Coronavirus patient credits remdesivir drug for saving his life

Broward County man was part of clinical trial at Memorial Regional Hospital

He had a 105-degree fever, was on a ventilator and put in a medically induced coma. But after being given remdesivir as part of a clinical trial, Broward County's Benjamin Broomfield is back home and thankful.

HOLLYWOOD, Fla. – Benjamin Broomfield is a husband, father, grandfather and great-grandfather who loves music.

That music stopped when, as a result of COVID-19, he went from 105-degree fever to ventilator to medically induced coma.

He says a life-saving decision made at Memorial Regional Hospital in Hollywood is the only reason he’s back home now.

Broomfield, 66 of Dania Beach, was given remdesivir, an antiviral drug from the biopharmaceutical company Gilead Sciences that is being tested as a COVID-19 treatment through clinical trials at certain hospitals.

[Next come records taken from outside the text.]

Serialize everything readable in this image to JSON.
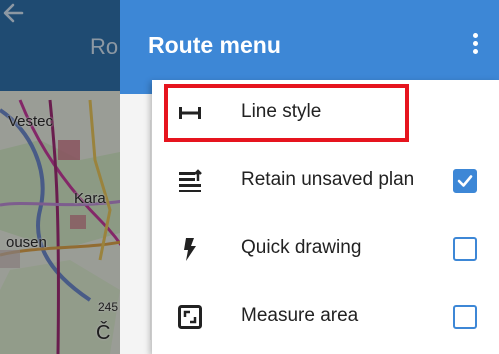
{
  "map": {
    "title": "Ro",
    "labels": [
      "Vestec",
      "Kara",
      "ousen",
      "Č",
      "245"
    ]
  },
  "route_menu": {
    "title": "Route menu",
    "items": [
      {
        "label": "Line style",
        "icon": "line-style-icon"
      },
      {
        "label": "Retain unsaved plan",
        "icon": "retain-plan-icon",
        "checked": true
      },
      {
        "label": "Quick drawing",
        "icon": "lightning-icon",
        "checked": false
      },
      {
        "label": "Measure area",
        "icon": "measure-area-icon",
        "checked": false
      }
    ]
  },
  "colors": {
    "appbar": "#3d87d6",
    "highlight": "#e6141e",
    "checkbox": "#3d87d6"
  }
}
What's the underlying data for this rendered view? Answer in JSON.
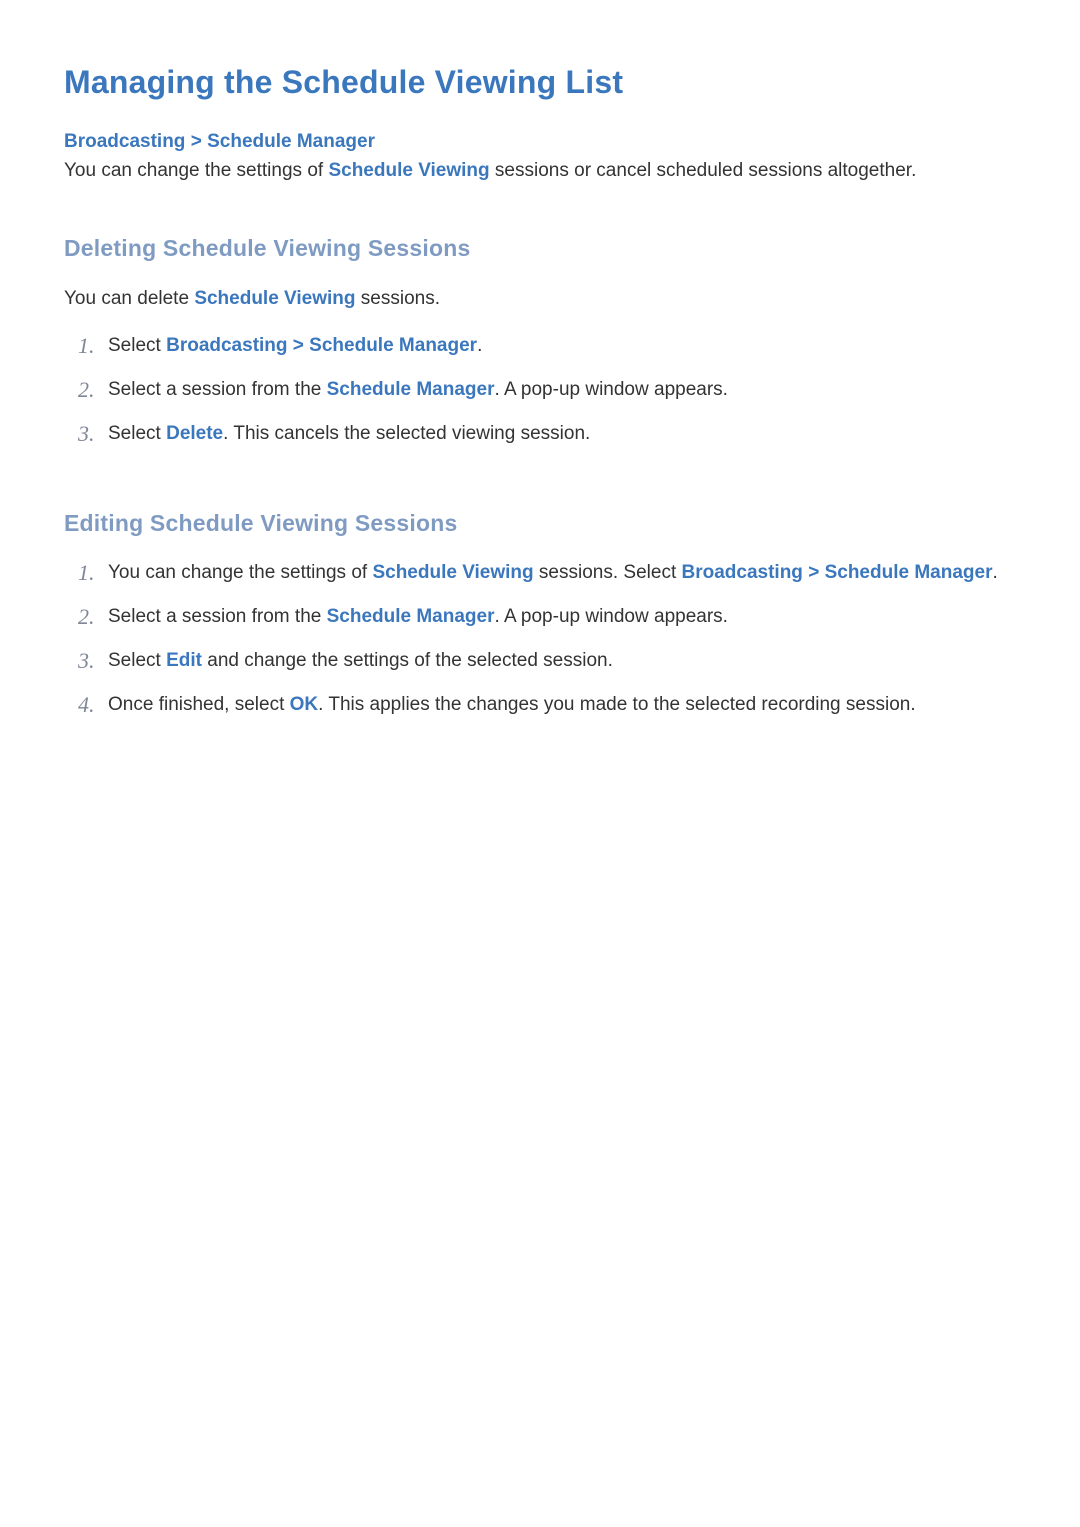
{
  "page": {
    "title": "Managing the Schedule Viewing List"
  },
  "breadcrumb": {
    "item1": "Broadcasting",
    "sep": ">",
    "item2": "Schedule Manager"
  },
  "intro": {
    "pre": "You can change the settings of ",
    "hl": "Schedule Viewing",
    "post": " sessions or cancel scheduled sessions altogether."
  },
  "section1": {
    "title": "Deleting Schedule Viewing Sessions",
    "lead": {
      "pre": "You can delete ",
      "hl": "Schedule Viewing",
      "post": " sessions."
    },
    "steps": {
      "1": {
        "num": "1.",
        "t1": "Select ",
        "hl1": "Broadcasting",
        "sep": " > ",
        "hl2": "Schedule Manager",
        "t2": "."
      },
      "2": {
        "num": "2.",
        "t1": "Select a session from the ",
        "hl1": "Schedule Manager",
        "t2": ". A pop-up window appears."
      },
      "3": {
        "num": "3.",
        "t1": "Select ",
        "hl1": "Delete",
        "t2": ". This cancels the selected viewing session."
      }
    }
  },
  "section2": {
    "title": "Editing Schedule Viewing Sessions",
    "steps": {
      "1": {
        "num": "1.",
        "t1": "You can change the settings of ",
        "hl1": "Schedule Viewing",
        "t2": " sessions. Select ",
        "hl2": "Broadcasting",
        "sep": " > ",
        "hl3": "Schedule Manager",
        "t3": "."
      },
      "2": {
        "num": "2.",
        "t1": "Select a session from the ",
        "hl1": "Schedule Manager",
        "t2": ". A pop-up window appears."
      },
      "3": {
        "num": "3.",
        "t1": "Select ",
        "hl1": "Edit",
        "t2": " and change the settings of the selected session."
      },
      "4": {
        "num": "4.",
        "t1": "Once finished, select ",
        "hl1": "OK",
        "t2": ". This applies the changes you made to the selected recording session."
      }
    }
  }
}
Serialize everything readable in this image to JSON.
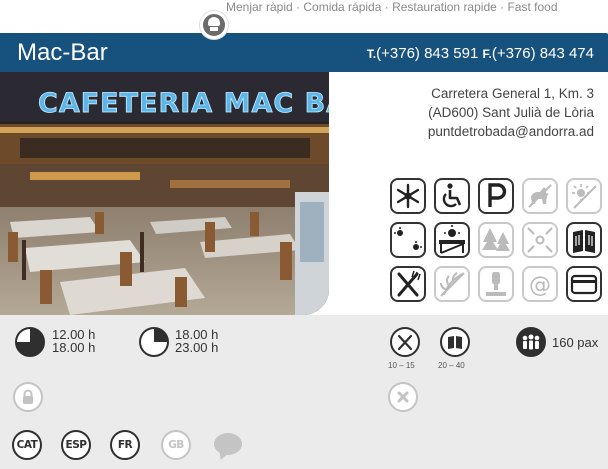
{
  "category": {
    "icon": "chef-hat-icon",
    "text": "Menjar ràpid · Comida rápida · Restauration rapide · Fast food"
  },
  "header": {
    "name": "Mac-Bar",
    "tel_label": "T.",
    "tel": "(+376) 843 591",
    "fax_label": "F.",
    "fax": "(+376) 843 474",
    "background": "#17527f"
  },
  "photo": {
    "sign_text": "CAFETERIA MAC BAR"
  },
  "address": {
    "line1": "Carretera General 1, Km. 3",
    "line2": "(AD600) Sant Julià de Lòria",
    "email": "puntdetrobada@andorra.ad"
  },
  "services": [
    {
      "icon": "air-conditioning-icon",
      "enabled": true
    },
    {
      "icon": "wheelchair-icon",
      "enabled": true
    },
    {
      "icon": "parking-icon",
      "enabled": true
    },
    {
      "icon": "pets-icon",
      "enabled": false
    },
    {
      "icon": "heating-icon",
      "enabled": false
    },
    {
      "icon": "lighting-icon",
      "enabled": true
    },
    {
      "icon": "terrace-icon",
      "enabled": true
    },
    {
      "icon": "garden-icon",
      "enabled": false
    },
    {
      "icon": "fullscreen-icon",
      "enabled": false
    },
    {
      "icon": "menu-book-icon",
      "enabled": true
    },
    {
      "icon": "cutlery-icon",
      "enabled": true
    },
    {
      "icon": "vegetarian-icon",
      "enabled": false
    },
    {
      "icon": "vending-icon",
      "enabled": false
    },
    {
      "icon": "email-icon",
      "enabled": false
    },
    {
      "icon": "credit-card-icon",
      "enabled": true
    }
  ],
  "hours": [
    {
      "open": "12.00 h",
      "close": "18.00 h"
    },
    {
      "open": "18.00 h",
      "close": "23.00 h"
    }
  ],
  "prices": {
    "carta": {
      "icon": "cutlery-icon",
      "min": "10",
      "max": "15"
    },
    "menu": {
      "icon": "menu-book-icon",
      "min": "20",
      "max": "40"
    }
  },
  "capacity": {
    "icon": "group-icon",
    "value": "160 pax"
  },
  "status_icons": [
    {
      "icon": "lock-icon",
      "enabled": false
    },
    {
      "icon": "close-icon",
      "enabled": false
    }
  ],
  "languages": [
    {
      "code": "CAT",
      "enabled": true
    },
    {
      "code": "ESP",
      "enabled": true
    },
    {
      "code": "FR",
      "enabled": true
    },
    {
      "code": "GB",
      "enabled": false
    },
    {
      "code": "",
      "icon": "speech-bubble-icon",
      "enabled": false
    }
  ]
}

Five days after his first dose, Broomfield was off the ventilator. About 10 days after that, he was on his way home.

It was April 6 when Broomfield was rushed to the hospital. “I tell people, it’s like the day the earth stood still,” he says.

“He was going down fast,” his sister Carol Guidoni recalls.

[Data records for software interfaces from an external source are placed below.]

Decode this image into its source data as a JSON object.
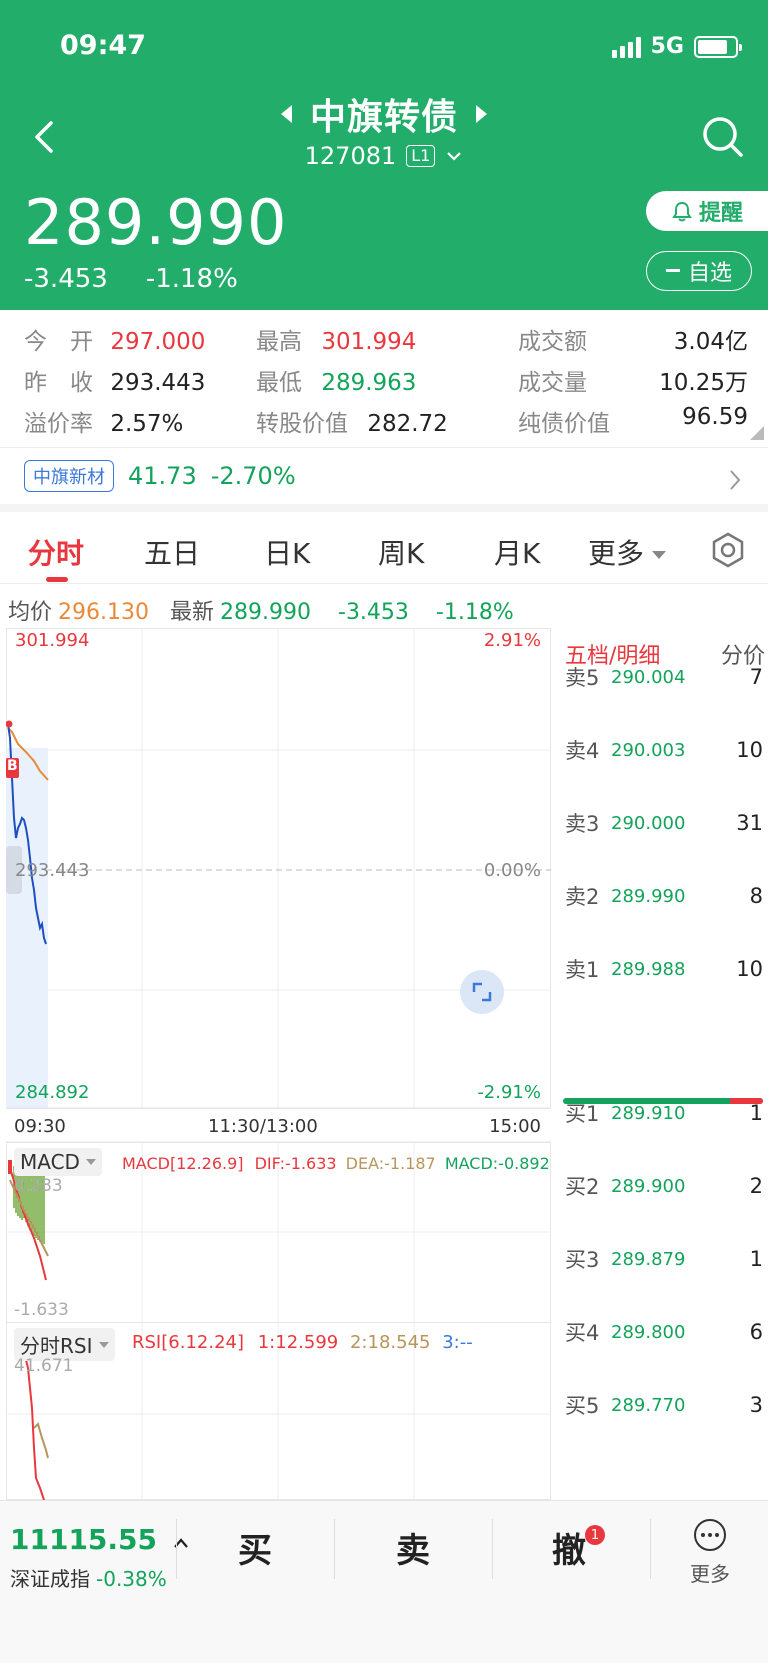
{
  "status_bar": {
    "time": "09:47",
    "network": "5G"
  },
  "header": {
    "title": "中旗转债",
    "code": "127081",
    "level": "L1",
    "price": "289.990",
    "change": "-3.453",
    "change_pct": "-1.18%",
    "alert_label": "提醒",
    "watchlist_label": "自选"
  },
  "stats": {
    "open": {
      "label": "今　开",
      "value": "297.000"
    },
    "high": {
      "label": "最高",
      "value": "301.994"
    },
    "turnover": {
      "label": "成交额",
      "value": "3.04亿"
    },
    "prev_close": {
      "label": "昨　收",
      "value": "293.443"
    },
    "low": {
      "label": "最低",
      "value": "289.963"
    },
    "volume": {
      "label": "成交量",
      "value": "10.25万"
    },
    "premium": {
      "label": "溢价率",
      "value": "2.57%"
    },
    "conv_value": {
      "label": "转股价值",
      "value": "282.72"
    },
    "bond_value": {
      "label": "纯债价值",
      "value": "96.59"
    }
  },
  "related": {
    "name": "中旗新材",
    "price": "41.73",
    "pct": "-2.70%"
  },
  "tabs": [
    "分时",
    "五日",
    "日K",
    "周K",
    "月K",
    "更多"
  ],
  "avg_line": {
    "avg_label": "均价",
    "avg_value": "296.130",
    "latest_label": "最新",
    "latest_value": "289.990",
    "change": "-3.453",
    "pct": "-1.18%"
  },
  "chart": {
    "y_top": "301.994",
    "y_mid": "293.443",
    "y_bottom": "284.892",
    "pct_top": "2.91%",
    "pct_mid": "0.00%",
    "pct_bottom": "-2.91%",
    "marker": "B",
    "x_labels": [
      "09:30",
      "11:30/13:00",
      "15:00"
    ],
    "macd": {
      "name": "MACD",
      "param": "MACD[12.26.9]",
      "dif": "DIF:-1.633",
      "dea": "DEA:-1.187",
      "macd": "MACD:-0.892",
      "y_top": "0.283",
      "y_bottom": "-1.633"
    },
    "rsi": {
      "name": "分时RSI",
      "param": "RSI[6.12.24]",
      "r1": "1:12.599",
      "r2": "2:18.545",
      "r3": "3:--",
      "y_top": "41.671"
    }
  },
  "order_book": {
    "tab_active": "五档/明细",
    "tab_other": "分价",
    "asks": [
      {
        "label": "卖5",
        "price": "290.004",
        "vol": "7"
      },
      {
        "label": "卖4",
        "price": "290.003",
        "vol": "10"
      },
      {
        "label": "卖3",
        "price": "290.000",
        "vol": "31"
      },
      {
        "label": "卖2",
        "price": "289.990",
        "vol": "8"
      },
      {
        "label": "卖1",
        "price": "289.988",
        "vol": "10"
      }
    ],
    "bids": [
      {
        "label": "买1",
        "price": "289.910",
        "vol": "1"
      },
      {
        "label": "买2",
        "price": "289.900",
        "vol": "2"
      },
      {
        "label": "买3",
        "price": "289.879",
        "vol": "1"
      },
      {
        "label": "买4",
        "price": "289.800",
        "vol": "6"
      },
      {
        "label": "买5",
        "price": "289.770",
        "vol": "3"
      }
    ]
  },
  "bottom": {
    "index_value": "11115.55",
    "index_name": "深证成指",
    "index_pct": "-0.38%",
    "buy": "买",
    "sell": "卖",
    "cancel": "撤",
    "cancel_badge": "1",
    "more": "更多"
  },
  "colors": {
    "brand": "#22ad6b",
    "up": "#e8383d",
    "down": "#13a35a"
  }
}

Guidoni says that on April 12 — Easter Sunday, which was also her brother’s 46th wedding anniversary — Broomfield got his first dose of remdesivir.

“Immediately, the doctor saw improvement,” she says. “It was a miracle.”

Broomfield rolled out of Memorial Regional last week to a round of applause.

Studies show that advanced COVID-19 patients who got infusions of remdesivir recovered faster than patients who got a placebo. Mortality rates compared with those who did not take the drug were about the same, though.

Dr. Paula Eckardt, chief of infectious disease at Memorial Healthcare System, says the hospital applied to be a part of remdesivir clinical trials, supported by the National Institutes of Health and Gilead.

It’s also available at Aventura Hospital and Mount Sinai in Miami Beach as part of the clinical trials, according to the drug company.

And last week the Food and Drug Administration authorized emergency use of the drug for patients severely ill with COVID-19, which means more of the drug could be shipped out to other hospitals across the country.

Gilead says it will be donating more than a million doses.

Says Broomfield: “If it wasn’t for the drug, I don’t think we’d be talking right now.”

ALSO SEE: A coronavirus drug seems to work. What’s next?

About the Author:

Layron Livingston made the move from Ohio's Miami Valley to Miami, Florida, to join the Local 10 News team.